In the field of positive psychology, focus is placed not on the diagnosis and treatment of maladies but on creating the conditions for human flourishing. A key aspect of thriving is engagement, when we are so into what we are doing that everything else fades into the background while we are doing it. The flow model developed by Mihalyi Csikszentmihalyi says that for a person to be deeply engaged in an activity, her skill level must be in relative balance with the challenge of the task. If her skill availability is high while the difficulty of the task is low, she will quickly get bored. If the challenge outweighs her talents, her anxiety ratchets up.

What does the flow model reveal to you about your work? Specifically:

When are you deeply engaged in ministry? At these moments you are most likely living into your God-given calling.

When are you bored? Though you might have developed some reliable skills to carry out these less scintillating tasks, you are not building on your innate strengths.

When are you anxious? There is such a thing as a healthy stretch, which is a challenge that fosters our personal or professional growth. When we are overextended, however, we can start to believe that we are frauds and worry that we will fail those who rely on us.

Take a look at your responses to the above questions. What are the percentages of time spent on engaging, boring, and anxiety-producing tasks? Everyone has some tasks that fall into the latter two categories – that’s part of work life (and adulting in general, for that matter). But if those aspects are disproportionately large, it’s time to look at ways to revamp your job description. What dull or stressful assignments can be eliminated or shrunk if they’re less essential or redistributed to others who can do them better and with more enthusiasm if they are truly important? Your personnel committee or pastoral relations committee might be able to help you assess this.
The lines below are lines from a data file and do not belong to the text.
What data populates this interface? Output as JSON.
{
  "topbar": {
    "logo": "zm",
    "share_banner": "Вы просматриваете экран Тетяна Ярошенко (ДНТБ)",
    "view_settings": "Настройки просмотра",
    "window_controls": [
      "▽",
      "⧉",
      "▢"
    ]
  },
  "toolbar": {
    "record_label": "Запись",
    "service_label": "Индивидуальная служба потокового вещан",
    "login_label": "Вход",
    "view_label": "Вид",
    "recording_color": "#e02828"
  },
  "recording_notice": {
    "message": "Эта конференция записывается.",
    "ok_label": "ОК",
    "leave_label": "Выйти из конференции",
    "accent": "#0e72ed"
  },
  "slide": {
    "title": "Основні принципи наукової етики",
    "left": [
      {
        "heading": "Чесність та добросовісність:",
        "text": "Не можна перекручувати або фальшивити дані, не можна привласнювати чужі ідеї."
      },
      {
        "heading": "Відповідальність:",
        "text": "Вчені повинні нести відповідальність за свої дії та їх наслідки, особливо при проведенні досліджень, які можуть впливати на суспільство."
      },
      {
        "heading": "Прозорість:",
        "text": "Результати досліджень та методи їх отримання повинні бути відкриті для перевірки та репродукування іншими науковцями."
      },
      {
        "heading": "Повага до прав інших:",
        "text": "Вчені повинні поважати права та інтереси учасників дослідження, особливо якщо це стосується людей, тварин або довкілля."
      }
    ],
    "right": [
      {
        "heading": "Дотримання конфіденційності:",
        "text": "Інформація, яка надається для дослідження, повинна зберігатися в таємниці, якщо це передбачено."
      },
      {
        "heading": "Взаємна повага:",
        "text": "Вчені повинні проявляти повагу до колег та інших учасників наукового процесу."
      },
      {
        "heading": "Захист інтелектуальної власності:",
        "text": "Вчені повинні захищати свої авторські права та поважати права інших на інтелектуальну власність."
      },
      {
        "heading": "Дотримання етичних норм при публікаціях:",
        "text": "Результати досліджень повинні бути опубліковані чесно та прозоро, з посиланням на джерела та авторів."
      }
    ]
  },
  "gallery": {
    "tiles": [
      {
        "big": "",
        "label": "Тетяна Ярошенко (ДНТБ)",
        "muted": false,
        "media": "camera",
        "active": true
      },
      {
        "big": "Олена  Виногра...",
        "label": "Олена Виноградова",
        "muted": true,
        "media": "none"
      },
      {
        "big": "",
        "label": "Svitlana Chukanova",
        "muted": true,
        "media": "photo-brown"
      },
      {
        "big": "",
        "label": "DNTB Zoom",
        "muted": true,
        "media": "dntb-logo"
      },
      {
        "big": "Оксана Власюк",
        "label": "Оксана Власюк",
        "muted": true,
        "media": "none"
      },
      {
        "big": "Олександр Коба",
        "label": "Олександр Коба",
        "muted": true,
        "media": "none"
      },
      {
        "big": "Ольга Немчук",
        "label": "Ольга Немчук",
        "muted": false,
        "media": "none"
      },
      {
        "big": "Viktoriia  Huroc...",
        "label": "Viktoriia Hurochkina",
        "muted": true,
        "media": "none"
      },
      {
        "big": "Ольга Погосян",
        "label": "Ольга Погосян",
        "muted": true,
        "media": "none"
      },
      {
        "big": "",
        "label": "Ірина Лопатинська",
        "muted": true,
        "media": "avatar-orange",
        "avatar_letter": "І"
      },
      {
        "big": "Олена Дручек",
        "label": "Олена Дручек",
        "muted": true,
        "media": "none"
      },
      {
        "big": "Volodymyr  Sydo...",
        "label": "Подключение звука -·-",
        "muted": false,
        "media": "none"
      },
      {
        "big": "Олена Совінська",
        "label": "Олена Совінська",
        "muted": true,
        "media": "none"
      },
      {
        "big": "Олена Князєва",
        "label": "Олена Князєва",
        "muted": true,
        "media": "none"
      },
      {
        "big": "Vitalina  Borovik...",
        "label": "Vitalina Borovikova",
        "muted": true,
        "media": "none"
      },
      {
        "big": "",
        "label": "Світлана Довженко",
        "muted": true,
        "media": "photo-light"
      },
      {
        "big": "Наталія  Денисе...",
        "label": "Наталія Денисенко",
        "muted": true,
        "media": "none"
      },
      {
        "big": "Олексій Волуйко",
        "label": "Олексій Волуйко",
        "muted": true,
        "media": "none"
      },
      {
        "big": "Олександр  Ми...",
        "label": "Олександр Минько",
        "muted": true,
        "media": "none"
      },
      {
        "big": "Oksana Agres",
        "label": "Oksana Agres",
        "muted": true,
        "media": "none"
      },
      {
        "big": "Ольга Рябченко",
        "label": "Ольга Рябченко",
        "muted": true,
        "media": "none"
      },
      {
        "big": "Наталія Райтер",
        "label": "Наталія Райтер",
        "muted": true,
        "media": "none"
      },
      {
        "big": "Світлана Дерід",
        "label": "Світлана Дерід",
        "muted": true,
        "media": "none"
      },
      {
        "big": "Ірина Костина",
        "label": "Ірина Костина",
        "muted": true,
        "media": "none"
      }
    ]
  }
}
If there’s not much that can be changed, then it’s time to consider whether your position is still a good fit for you. If not, what might a great fit look like? Your gifts are too valuable not to be fully engaged.

Photo by Sasha • Stories on Unsplash.